Our team of VALORANT writers look ahead to Champions and predict how groups will shake out.
Months of regional and international play, from open qualifiers to Masters playoffs brackets, have led to the ultimate event of the 2022 VCT season: the VALORANT Champions 2022 tournament.
This years world championship is expected to draw in one of the largest viewership numbers for VALORANT yet and will be the first Champions event to take place in front of a live crowd for the entire duration of playoffs at the Volkswagen Arena in Istanbul, Turkey. Additionally, playoffs are expanding from single-elimination to double-elimination this year, ensuring twice as much thrilling high-stakes action.
But ahead of playoffs, the 16 attending teams will be split into groups of four and will face each other in their own miniature double-elimination brackets, with the top two teams from each group advancing to playoffs. Before those teams meet, our own team of VAL PALS grouped up to give our predictions and expectations for the VALORANT Champions 2022 group stage.
Theres no boring group at VALORANT Champions, but Group A could easily be the most exciting and could shake out in a number of different ways. Starting from the top, Paper Rex easily command the most attention, after a fourth and second-place finish at both Masters events this year. The APAC powerhouse is stacked with playmakers, and Benkai and company excel at thrilling and feeding off any crowd. A lethal-looking Liquid squad is certainly a force to be reckoned with; the two-headed monster of ScreaM and Jamppi was operating at max capacity during the EMEA LCQ, and the team look to be playing their best VALORANT yet.
But the conversations before Champions seem to surround the biggest question mark: EDward Gaming representing China for the first time at an international VCT tournament. Their sample size is small but convincing, including grand finals appearances at all three of Chinas biggest tournaments and a flawless run through the East Asia LCQ. Leviatan can’t be counted out, either, after showing incredible toughness to pull off a close win against XSET in Copenhagen and flirting with upsets over both DRX and Fnatic. With all the capable teams in this group, Group A will be very compelling and competitive.
Group B is stacked, and the main battle we have our eyes focused on is between OpTic and LOUD. These teams built a rivalry after they were the last two teams standing way back at Masters One in April. OpTic have remained the stronger team, but after they both fell out of contention for Masters Two earlier than expected, OpTic and LOUD come into Champions with something to prove. This should be a heavyweight match from the start.
ZETA Division cant be forgotten; there’s always potential for a surprise when it comes to this squad. The Japanese team might win a competition between who has the most loyal fans, but to make it through this tough group, they will have to be at their very best. BOOM Esports are the groups dark horse. The Indonesian team is used to coming second and third place in the APAC region, and had to fight their way through the APAC LCQ just to make it to Istanbul. Standing in the shadow of Paper Rex and XERXIA, BOOM have a ton of experience to gain here at their first international LAN on the esports biggest stage.

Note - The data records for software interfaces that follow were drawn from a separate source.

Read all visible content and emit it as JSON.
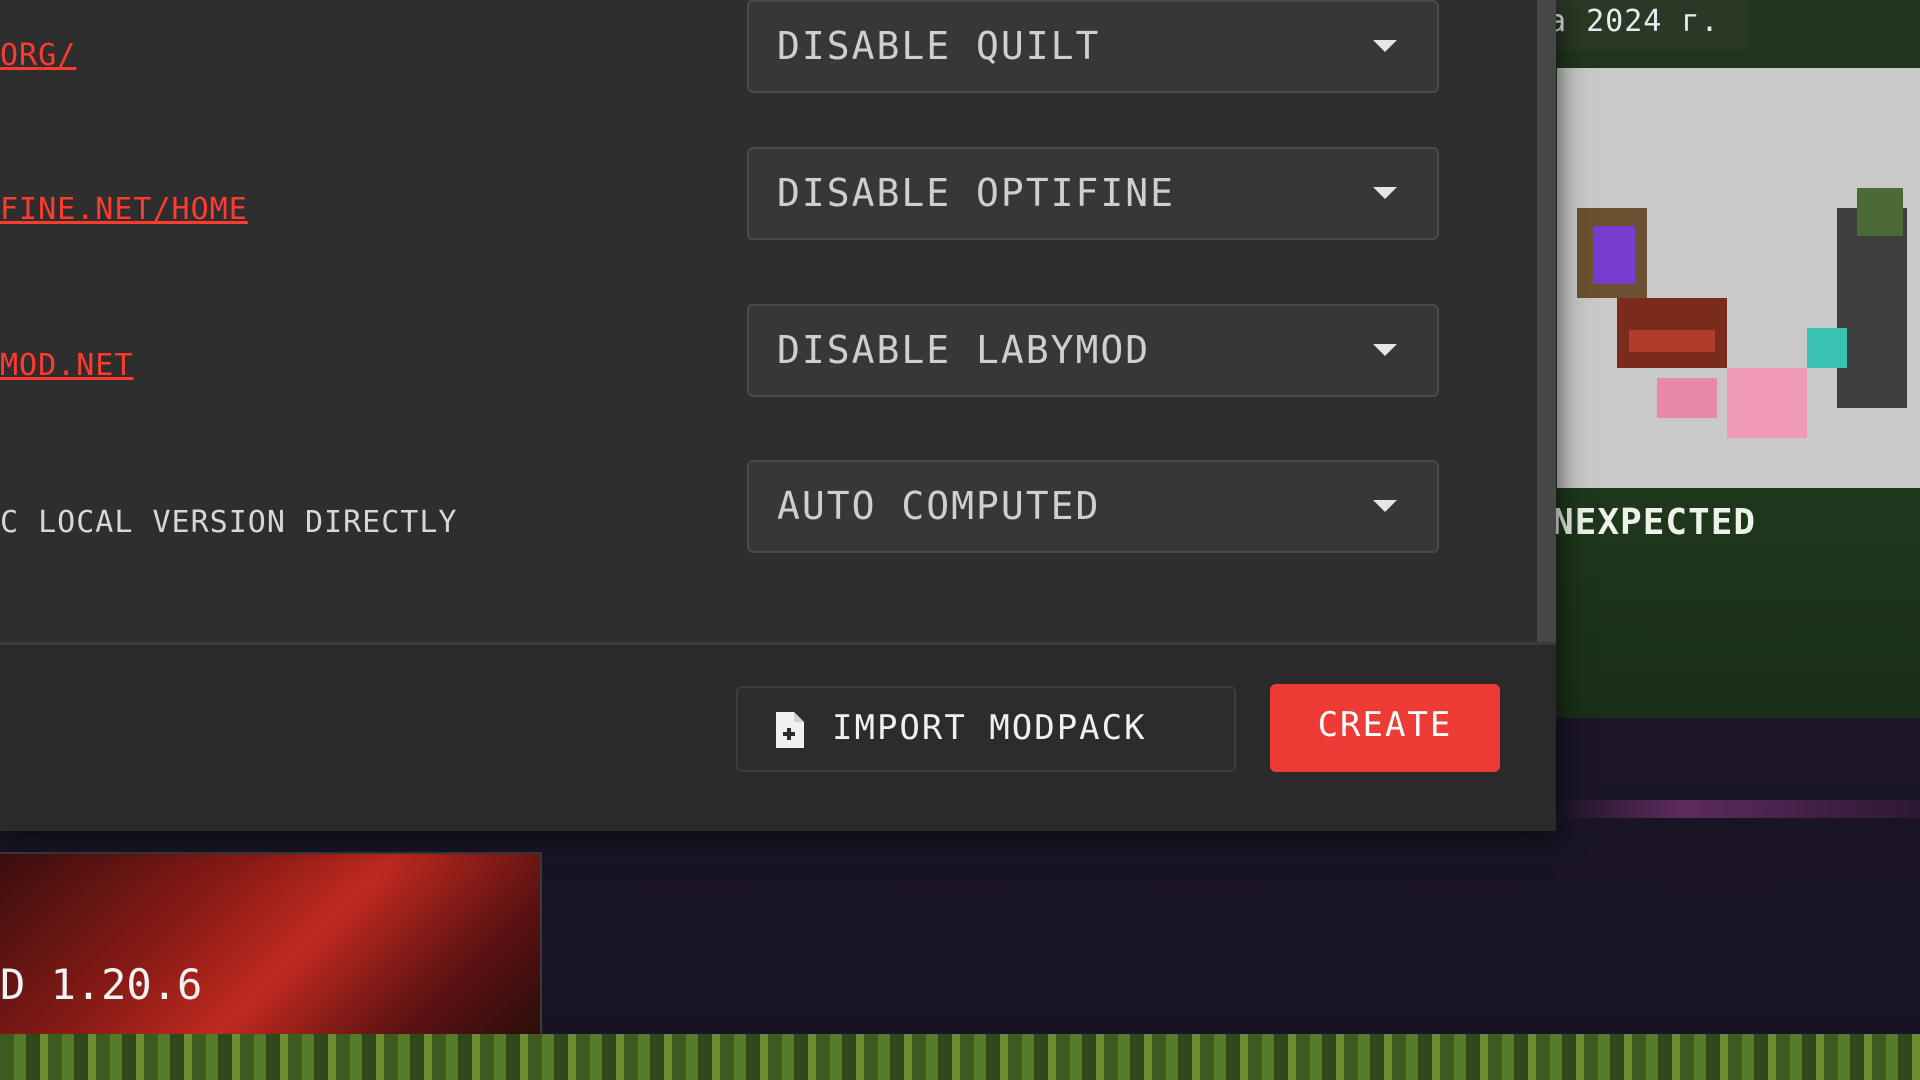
{
  "background": {
    "news": {
      "date_text": "a 2024 г.",
      "title": "NEXPECTED"
    },
    "version_card": {
      "version_text": "D 1.20.6"
    }
  },
  "modal": {
    "rows": [
      {
        "label": "ORG/",
        "type": "link"
      },
      {
        "label": "FINE.NET/HOME",
        "type": "link"
      },
      {
        "label": "MOD.NET",
        "type": "link"
      },
      {
        "label": "C LOCAL VERSION DIRECTLY",
        "type": "text"
      }
    ],
    "selects": [
      {
        "value": "DISABLE QUILT"
      },
      {
        "value": "DISABLE OPTIFINE"
      },
      {
        "value": "DISABLE LABYMOD"
      },
      {
        "value": "AUTO COMPUTED"
      }
    ],
    "footer": {
      "import_label": "IMPORT MODPACK",
      "create_label": "CREATE"
    }
  },
  "colors": {
    "accent": "#ef3b35",
    "link": "#ff3b30",
    "modal_bg": "#2e2e2e"
  }
}
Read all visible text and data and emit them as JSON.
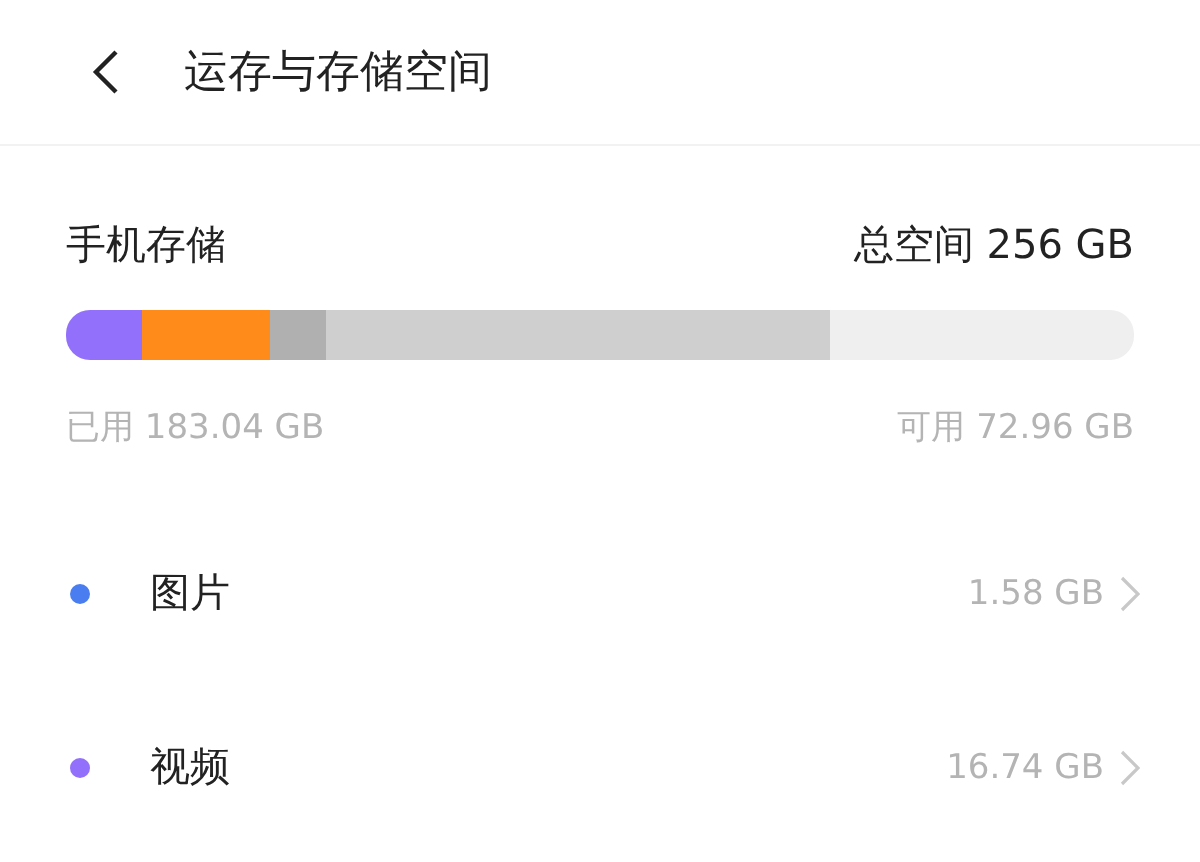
{
  "header": {
    "title": "运存与存储空间"
  },
  "storage": {
    "title": "手机存储",
    "total": "总空间 256 GB",
    "segments": [
      {
        "color": "#9370fb",
        "level": 0.071
      },
      {
        "color": "#ff8c1a",
        "level": 0.12
      },
      {
        "color": "#b0b0b0"
      },
      {
        "color": "#cfcfcf",
        "level": 0.472
      }
    ],
    "used": "已用 183.04 GB",
    "free": "可用 72.96 GB"
  },
  "categories": [
    {
      "name": "图片",
      "size": "1.58 GB",
      "color": "#4a7ef0"
    },
    {
      "name": "视频",
      "size": "16.74 GB",
      "color": "#9370fb"
    }
  ]
}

C stands for champions. FPX are here after their victory in Copenhagen, a performance where the squad shook off their demons against Fnatic and completed a full lower-bracket run all the way to the title. The way FPX navigated through their first LAN as a teamat first with a substitute player, no lessshould leave little doubt as to who is the favorite to advance out of Group C.
That doesnt mean the group is set in stone, however; the other three teams in Group C are all more than capable of playing spoiler. XSET, KRU, and XERXIA all have a habit of making what seems like straightforward games on paper look anything but. XSET looked a little dazed by the teams LAN experience in Copenhagen, and will be looking forward to their revenge arc. XERXIA didnt make it out of the group stage in either Masters tournament this year, but almost every single one of their matches was close and they quite nearly took out FPX in Copenhagen. KRU are perhaps the poster children for unexpected deep runs at international tournaments after their stunning third-fourth place finish at Champions 2021.

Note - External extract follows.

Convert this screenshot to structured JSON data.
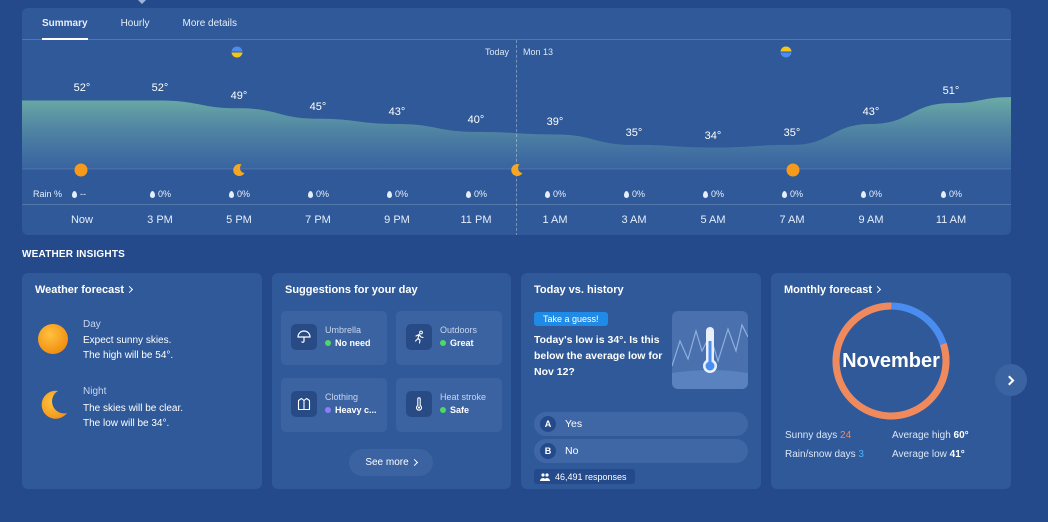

Just because theres a favorite in this group doesnt mean we wont see any big upsets in Group C. Everyone here should tread lightly.
Theres no shortage of talented teams at Champions this year. Each team has fought their way through a gauntlet of qualifiers in preparation for this moment, but theres no telling how these teams will perform on the big stage. This will be Fnatic and FURIAs second appearance at Champions while 100 Thieves and DRX will be representing their regions for the first time. These teams have had mixed performances throughout the year, making them the dark horses of Champions. Any of these teams could walk away with the top seed in their group or fall short at the bottom.
If one of these teams deserve a closer look, its 100 Thieves. The last time 100 Thieves played on an international stage was Masters Berlin in 2021 with a completely different roster and coaching staff. Over the course of 2022, 100 Thieves have put the pieces of their complicated puzzle together to form a championship-level team. Despite the rough performances, 100 Thieves have seemingly hit their stride at the right time. They plowed their way through the lower bracket of the North American Last Chance Qualifier, sweeping both FaZe Clan and The Guard to punch their tickets to Istanbul. If 100 Thieves can continue to play as a unit, they have a good chance of making it out of Group D.